Hard-Coding Bias in Google “Algorithmic” Search Results

I present categories of searches for which available evidence indicates Google has “hard-coded” its own links to appear at the top of algorithmic search results, and I offer a methodology for detecting certain kinds of tampering by comparing Google results for similar searches. I compare Google’s hard-coded results with Google’s public statements and promises, including a dozen denials but at least one admission. I conclude by analyzing the impact of Google’s tampering on users and competition, and by proposing principles to block Google’s bias.

Details, including screenshots, methodology, proposed regulatory response, and analogues in other industries:

Hard-Coding Bias in Google “Algorithmic” Search Results

What Advertisers Use WhenU?

Advertisers Using WhenU

Ever wonder who advertises on WhenU? A few reporters have tried to figure this out but have been stymied: Few companies care to talk about their use of Claria or WhenU. (WSJ [paid registration required], BusinessWeek).

So I thought I’d put together a list of all of WhenU’s current advertisers — all the companies showing graphical ads (not just sponsored link text) on WhenU’s system. There are 234 distinct advertisers, by my count.

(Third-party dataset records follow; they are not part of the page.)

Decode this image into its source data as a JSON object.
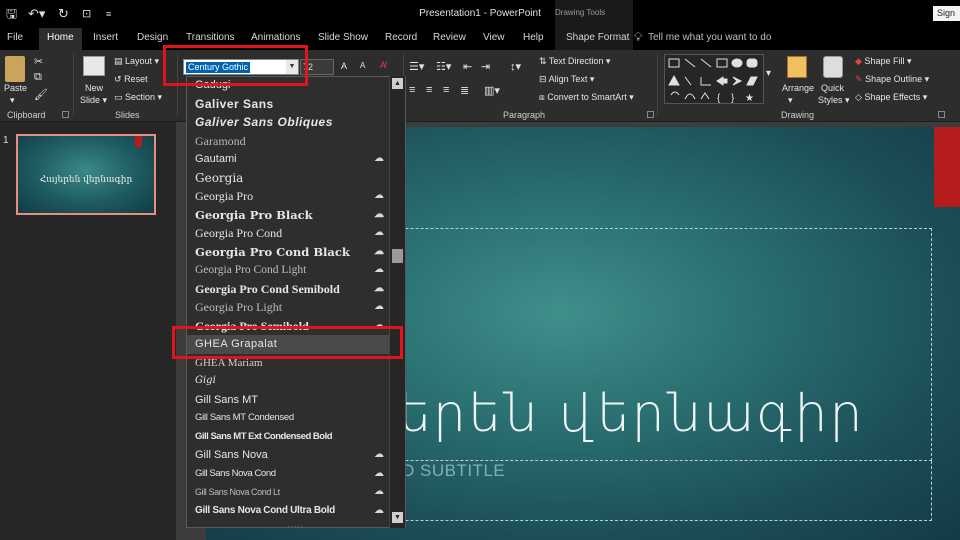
{
  "titlebar": {
    "app_title": "Presentation1  -  PowerPoint",
    "context_label": "Drawing Tools",
    "sign_in": "Sign"
  },
  "tabs": [
    {
      "label": "File"
    },
    {
      "label": "Home"
    },
    {
      "label": "Insert"
    },
    {
      "label": "Design"
    },
    {
      "label": "Transitions"
    },
    {
      "label": "Animations"
    },
    {
      "label": "Slide Show"
    },
    {
      "label": "Record"
    },
    {
      "label": "Review"
    },
    {
      "label": "View"
    },
    {
      "label": "Help"
    },
    {
      "label": "Shape Format"
    }
  ],
  "tell_me": "Tell me what you want to do",
  "ribbon": {
    "clipboard": {
      "paste": "Paste",
      "group": "Clipboard"
    },
    "slides": {
      "new_slide": "New",
      "new_slide2": "Slide ▾",
      "layout": "Layout ▾",
      "reset": "Reset",
      "section": "Section ▾",
      "group": "Slides"
    },
    "font": {
      "name": "Century Gothic",
      "size": "72"
    },
    "paragraph": {
      "text_direction": "Text Direction ▾",
      "align_text": "Align Text ▾",
      "convert_smartart": "Convert to SmartArt ▾",
      "group": "Paragraph"
    },
    "drawing": {
      "arrange": "Arrange",
      "quick_styles": "Quick",
      "quick_styles2": "Styles ▾",
      "shape_fill": "Shape Fill ▾",
      "shape_outline": "Shape Outline ▾",
      "shape_effects": "Shape Effects ▾",
      "group": "Drawing"
    }
  },
  "thumbnail": {
    "number": "1",
    "title": "Հայերեն վերնագիր"
  },
  "slide": {
    "title": "երեն վերնագիր",
    "subtitle": "D SUBTITLE"
  },
  "font_list": [
    {
      "name": "Gadugi",
      "cloud": false
    },
    {
      "name": "Galiver Sans",
      "cloud": false
    },
    {
      "name": "Galiver Sans Obliques",
      "cloud": false
    },
    {
      "name": "Garamond",
      "cloud": false
    },
    {
      "name": "Gautami",
      "cloud": true
    },
    {
      "name": "Georgia",
      "cloud": false
    },
    {
      "name": "Georgia Pro",
      "cloud": true
    },
    {
      "name": "Georgia Pro Black",
      "cloud": true
    },
    {
      "name": "Georgia Pro Cond",
      "cloud": true
    },
    {
      "name": "Georgia Pro Cond Black",
      "cloud": true
    },
    {
      "name": "Georgia Pro Cond Light",
      "cloud": true
    },
    {
      "name": "Georgia Pro Cond Semibold",
      "cloud": true
    },
    {
      "name": "Georgia Pro Light",
      "cloud": true
    },
    {
      "name": "Georgia Pro Semibold",
      "cloud": true
    },
    {
      "name": "GHEA Grapalat",
      "cloud": false,
      "selected": true
    },
    {
      "name": "GHEA Mariam",
      "cloud": false
    },
    {
      "name": "Gigi",
      "cloud": false
    },
    {
      "name": "Gill Sans MT",
      "cloud": false
    },
    {
      "name": "Gill Sans MT Condensed",
      "cloud": false
    },
    {
      "name": "Gill Sans MT Ext Condensed Bold",
      "cloud": false
    },
    {
      "name": "Gill Sans Nova",
      "cloud": true
    },
    {
      "name": "Gill Sans Nova Cond",
      "cloud": true
    },
    {
      "name": "Gill Sans Nova Cond Lt",
      "cloud": true
    },
    {
      "name": "Gill Sans Nova Cond Ultra Bold",
      "cloud": true
    }
  ],
  "colors": {
    "accent_red": "#e0141e",
    "slide_teal": "#2a6f71",
    "selection_blue": "#0063b1"
  }
}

The biggest advertisers (by advertisement count) are Priceline (51 ads), J.P. Morgan Chase (43), Casino On Net (37), Verizon (28), Orexis (24). Major advertisement categories:

Gambling, Betting and Bingo 327 advertisements 49 advertisers
Loans 263 advertisements 35 advertisers
Travel 213 advertisements 21 advertisers

Further down the list, 102 ads for insurance, 99 for sexual health (mostly Viagra and similar products) and even some ads for online psychics and online cigarette sales.

All the details, and thousands of advertisement thumbnails, are in:

Advertisers Using WhenU

Sites Blocked by ADL HateFilter with Jonathan Zittrain

Like numerous other Internet filtering programs, the Anti-Defamation League’s HateFilter attempts to prevent users from knowing which specific web sites are deemed off-limits. However, this research presents a method for efficiently determining which specific sites are blocked, and this site reports results. Numerous sites are blocked that no longer offer content meeting ADL’s definitions (if they ever did), including sites now offering other substantive content, sites that offer only error messages, and sites that no longer exist.

Continued: Sites Blocked by ADL HateFilter

Documentation of Gator Advertisements and Targeting

The Gator Corporation designs software to display advertisements on users’ computer screens, triggered in part by the specific web sites users visit. The author has developed an automated method of determining which specific advertisements Gator has associated with which web sites, data that may be helpful to web site operators, policy-makers, and others in assessing Gator’s practices. This article offers listings of more than eight thousand specific sites targeted by Gator as well as analysis of the advertisements shown. An interface is also available to let interested Internet users to test Gator’s advertisements on their own.

Documentation of Gator Advertisements and Targeting

Benjamin Edelman v. N2H2, Inc.

I sought to research and document sites categorized and restricted by Internet blocking program N2H2. N2H2’s block site list is protected by technical measures including an encryption system, but I sought to write software that would nonetheless allow me to access, analyze, and report its contents. However, I feared that conducting this work might expose me to liability for violation of the N2H2 License, of the Copyright Act of 1976, and of the Digital Millennium Copyright Act, as well as for misappropriation of N2H2’s trade secrets. With representation by the ACLU, I therefore sought from federal court a declaratory judgement that I could conduct this research and publication without fear of liability.

Case details including litigation documents